Hudson's Bay Company
When Confederation took place in 1867, the new country of
Beginning in 1670, the
Transfer of Rupert's Land
The United States purchased Alaska from Russia in 1867, prompting fears in the Canadian and British governments that an expansionist US would try to take control of all the territory west and north of the Dominion of Canada — including Rupert's Land.
Determined that Rupert's Land should be Canadian, the government of Prime Minister John A. Macdonald, with help from
Red River Resistance
Although many Aboriginal people opposed the transfer, the stiffest resistance came from the Métis of the Red River Colony, who feared the loss of their land, their Roman Catholic religion, and their culture under Canadian control. In 1869, under Louis Riel, the Métis declared their own provisional government, which announced that it would negotiate the colony's terms of entry into Confederation. A group of Protestants from Ontario, including Thomas Scott, disagreed with Riel’s group. Scott was court-martialed by Riel and executed by firing squad.
After a long standoff and lengthy negotiations in Ottawa, the resistance came to an end and the
Canada carved off most of modern-day Manitoba into the North-West Territories, leaving only a “postage stamp-sized” province around the Red River Valley. Riel fled as British and Canadian troops arrived in the area.

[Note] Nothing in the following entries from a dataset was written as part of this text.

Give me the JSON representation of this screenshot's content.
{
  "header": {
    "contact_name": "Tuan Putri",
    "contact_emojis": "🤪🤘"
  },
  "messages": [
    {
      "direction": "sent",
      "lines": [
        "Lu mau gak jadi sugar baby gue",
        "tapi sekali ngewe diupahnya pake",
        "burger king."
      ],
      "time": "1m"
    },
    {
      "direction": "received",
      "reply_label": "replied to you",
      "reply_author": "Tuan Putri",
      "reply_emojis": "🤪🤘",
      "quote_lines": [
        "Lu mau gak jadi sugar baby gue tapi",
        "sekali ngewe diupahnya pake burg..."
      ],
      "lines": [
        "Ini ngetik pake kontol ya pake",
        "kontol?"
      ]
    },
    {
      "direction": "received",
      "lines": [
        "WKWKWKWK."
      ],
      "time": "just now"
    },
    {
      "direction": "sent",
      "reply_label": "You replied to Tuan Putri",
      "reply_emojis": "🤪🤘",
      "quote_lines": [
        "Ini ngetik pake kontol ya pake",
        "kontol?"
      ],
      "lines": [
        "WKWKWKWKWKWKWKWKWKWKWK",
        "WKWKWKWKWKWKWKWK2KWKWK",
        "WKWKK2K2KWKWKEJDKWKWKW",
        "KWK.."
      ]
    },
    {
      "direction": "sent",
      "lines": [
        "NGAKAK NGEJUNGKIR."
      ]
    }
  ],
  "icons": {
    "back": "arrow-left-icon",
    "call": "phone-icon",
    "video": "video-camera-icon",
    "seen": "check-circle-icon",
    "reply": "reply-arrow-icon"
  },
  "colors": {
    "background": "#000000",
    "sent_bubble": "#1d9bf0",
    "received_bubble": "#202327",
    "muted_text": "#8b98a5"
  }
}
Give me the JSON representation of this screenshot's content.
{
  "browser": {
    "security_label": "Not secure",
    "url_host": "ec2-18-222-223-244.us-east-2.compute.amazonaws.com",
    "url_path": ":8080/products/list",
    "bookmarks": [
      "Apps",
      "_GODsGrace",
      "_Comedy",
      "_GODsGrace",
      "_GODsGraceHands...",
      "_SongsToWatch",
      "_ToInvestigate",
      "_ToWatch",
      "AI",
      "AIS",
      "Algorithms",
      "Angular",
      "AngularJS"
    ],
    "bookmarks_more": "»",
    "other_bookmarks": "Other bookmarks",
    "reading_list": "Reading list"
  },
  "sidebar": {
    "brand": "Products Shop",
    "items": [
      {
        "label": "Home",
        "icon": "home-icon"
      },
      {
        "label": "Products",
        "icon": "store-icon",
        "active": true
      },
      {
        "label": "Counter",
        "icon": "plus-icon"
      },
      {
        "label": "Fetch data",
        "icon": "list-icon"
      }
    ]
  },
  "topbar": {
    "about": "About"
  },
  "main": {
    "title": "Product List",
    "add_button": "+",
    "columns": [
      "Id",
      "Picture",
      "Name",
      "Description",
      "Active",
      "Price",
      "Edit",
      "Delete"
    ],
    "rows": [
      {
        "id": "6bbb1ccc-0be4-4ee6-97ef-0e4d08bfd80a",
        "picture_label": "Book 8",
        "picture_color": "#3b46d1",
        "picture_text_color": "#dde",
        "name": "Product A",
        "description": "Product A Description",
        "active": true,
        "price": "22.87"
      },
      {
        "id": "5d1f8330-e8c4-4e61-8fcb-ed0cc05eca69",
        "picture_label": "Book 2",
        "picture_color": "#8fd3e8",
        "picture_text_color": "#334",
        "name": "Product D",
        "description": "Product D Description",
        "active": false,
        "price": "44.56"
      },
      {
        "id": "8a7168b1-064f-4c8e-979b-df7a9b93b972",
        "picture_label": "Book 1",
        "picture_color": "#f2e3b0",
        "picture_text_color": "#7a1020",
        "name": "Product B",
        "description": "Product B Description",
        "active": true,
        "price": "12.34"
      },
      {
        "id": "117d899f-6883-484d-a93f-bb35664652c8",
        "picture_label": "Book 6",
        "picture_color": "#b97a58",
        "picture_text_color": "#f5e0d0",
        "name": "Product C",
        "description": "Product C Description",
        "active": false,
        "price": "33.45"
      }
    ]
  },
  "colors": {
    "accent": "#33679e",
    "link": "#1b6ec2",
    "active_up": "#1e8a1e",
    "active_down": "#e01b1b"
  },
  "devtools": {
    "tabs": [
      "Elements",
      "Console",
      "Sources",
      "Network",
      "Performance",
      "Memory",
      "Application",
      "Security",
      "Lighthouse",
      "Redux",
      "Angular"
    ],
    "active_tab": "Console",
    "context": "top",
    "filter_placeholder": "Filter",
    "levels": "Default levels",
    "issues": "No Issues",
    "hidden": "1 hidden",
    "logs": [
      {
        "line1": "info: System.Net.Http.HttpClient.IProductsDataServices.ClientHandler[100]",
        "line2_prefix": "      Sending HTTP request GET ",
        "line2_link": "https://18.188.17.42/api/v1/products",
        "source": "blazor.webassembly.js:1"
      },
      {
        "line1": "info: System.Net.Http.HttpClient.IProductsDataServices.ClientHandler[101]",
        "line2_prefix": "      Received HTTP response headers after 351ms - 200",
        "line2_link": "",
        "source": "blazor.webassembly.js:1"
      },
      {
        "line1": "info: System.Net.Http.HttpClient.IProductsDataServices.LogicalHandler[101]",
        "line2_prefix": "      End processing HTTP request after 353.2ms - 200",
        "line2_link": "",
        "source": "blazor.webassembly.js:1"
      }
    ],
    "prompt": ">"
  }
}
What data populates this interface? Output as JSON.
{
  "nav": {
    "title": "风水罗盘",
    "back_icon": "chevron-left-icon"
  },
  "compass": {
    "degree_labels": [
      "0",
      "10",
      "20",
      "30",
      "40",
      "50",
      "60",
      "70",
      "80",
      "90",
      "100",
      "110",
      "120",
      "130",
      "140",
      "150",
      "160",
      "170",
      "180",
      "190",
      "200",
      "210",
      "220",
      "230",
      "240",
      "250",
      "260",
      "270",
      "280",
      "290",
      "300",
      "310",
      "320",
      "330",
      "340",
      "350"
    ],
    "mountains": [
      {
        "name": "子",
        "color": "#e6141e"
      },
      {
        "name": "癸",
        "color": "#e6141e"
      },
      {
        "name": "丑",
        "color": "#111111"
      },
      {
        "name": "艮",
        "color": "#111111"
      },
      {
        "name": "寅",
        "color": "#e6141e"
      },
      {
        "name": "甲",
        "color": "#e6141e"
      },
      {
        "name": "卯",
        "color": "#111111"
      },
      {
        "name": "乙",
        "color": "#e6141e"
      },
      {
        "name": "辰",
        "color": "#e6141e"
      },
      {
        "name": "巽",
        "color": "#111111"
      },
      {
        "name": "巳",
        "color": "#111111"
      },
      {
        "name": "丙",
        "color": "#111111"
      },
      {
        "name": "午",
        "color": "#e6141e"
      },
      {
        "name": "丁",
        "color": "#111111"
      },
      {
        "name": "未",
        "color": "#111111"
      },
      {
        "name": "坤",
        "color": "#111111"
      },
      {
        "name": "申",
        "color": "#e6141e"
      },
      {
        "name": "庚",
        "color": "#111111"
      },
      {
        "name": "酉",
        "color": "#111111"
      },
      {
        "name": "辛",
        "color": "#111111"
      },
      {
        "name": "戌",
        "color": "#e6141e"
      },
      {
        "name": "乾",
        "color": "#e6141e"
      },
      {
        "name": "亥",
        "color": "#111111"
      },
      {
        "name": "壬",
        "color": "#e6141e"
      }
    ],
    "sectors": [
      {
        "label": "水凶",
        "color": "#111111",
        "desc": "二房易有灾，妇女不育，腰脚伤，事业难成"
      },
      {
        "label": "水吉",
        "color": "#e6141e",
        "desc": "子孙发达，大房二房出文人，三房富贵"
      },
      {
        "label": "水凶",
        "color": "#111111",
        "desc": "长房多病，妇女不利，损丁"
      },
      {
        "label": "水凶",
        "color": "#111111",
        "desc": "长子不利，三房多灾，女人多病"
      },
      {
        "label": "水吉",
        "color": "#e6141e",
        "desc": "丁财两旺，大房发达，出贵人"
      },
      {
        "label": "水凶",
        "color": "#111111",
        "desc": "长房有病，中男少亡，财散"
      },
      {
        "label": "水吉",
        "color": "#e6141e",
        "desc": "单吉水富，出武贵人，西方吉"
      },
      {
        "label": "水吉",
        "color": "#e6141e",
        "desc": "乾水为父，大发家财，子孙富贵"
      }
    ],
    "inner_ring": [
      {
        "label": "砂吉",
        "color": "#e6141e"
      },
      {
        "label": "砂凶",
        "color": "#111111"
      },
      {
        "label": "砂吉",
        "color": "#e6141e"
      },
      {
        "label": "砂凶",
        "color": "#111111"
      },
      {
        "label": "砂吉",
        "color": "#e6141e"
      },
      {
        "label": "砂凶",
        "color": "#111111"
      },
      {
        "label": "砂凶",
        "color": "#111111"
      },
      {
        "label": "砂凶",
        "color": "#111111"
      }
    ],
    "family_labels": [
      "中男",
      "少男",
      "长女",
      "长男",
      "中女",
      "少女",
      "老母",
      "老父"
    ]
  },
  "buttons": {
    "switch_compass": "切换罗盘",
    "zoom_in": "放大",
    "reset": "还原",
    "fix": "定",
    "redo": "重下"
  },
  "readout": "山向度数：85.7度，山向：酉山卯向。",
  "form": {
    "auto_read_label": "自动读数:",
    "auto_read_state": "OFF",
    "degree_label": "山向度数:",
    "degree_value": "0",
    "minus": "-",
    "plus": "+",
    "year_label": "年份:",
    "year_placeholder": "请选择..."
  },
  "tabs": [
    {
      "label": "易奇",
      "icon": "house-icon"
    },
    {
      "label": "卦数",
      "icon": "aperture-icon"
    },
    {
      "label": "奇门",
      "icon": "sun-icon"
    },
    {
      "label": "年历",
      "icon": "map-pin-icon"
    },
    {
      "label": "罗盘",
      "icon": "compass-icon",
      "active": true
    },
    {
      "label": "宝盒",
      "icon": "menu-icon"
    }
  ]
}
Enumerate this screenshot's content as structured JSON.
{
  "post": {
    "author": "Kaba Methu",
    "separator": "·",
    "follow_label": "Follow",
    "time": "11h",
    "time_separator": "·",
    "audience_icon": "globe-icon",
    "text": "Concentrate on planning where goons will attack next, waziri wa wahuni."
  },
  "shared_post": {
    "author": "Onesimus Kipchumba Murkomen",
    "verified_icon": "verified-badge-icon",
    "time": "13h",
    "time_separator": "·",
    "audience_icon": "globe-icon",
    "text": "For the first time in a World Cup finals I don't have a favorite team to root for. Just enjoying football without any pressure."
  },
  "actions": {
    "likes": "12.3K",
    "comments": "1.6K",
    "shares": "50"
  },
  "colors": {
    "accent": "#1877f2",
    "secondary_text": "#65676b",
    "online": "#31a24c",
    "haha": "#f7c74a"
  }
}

Some 40,000 migrants from
Fathers of Confederation
The “Fathers of Confederation" are the men who attended one or more of the conferences at Charlottetown, Québec and London. For Manitoba, that means William McDougall, an Ontario journalist and politician who Canada named the first lieutenant-governor of the Northwest Territories. Although considered a founder of Manitoba, Louis Riel is not officially recognized as a Father of Confederation, however a debate exists today about whether he should be.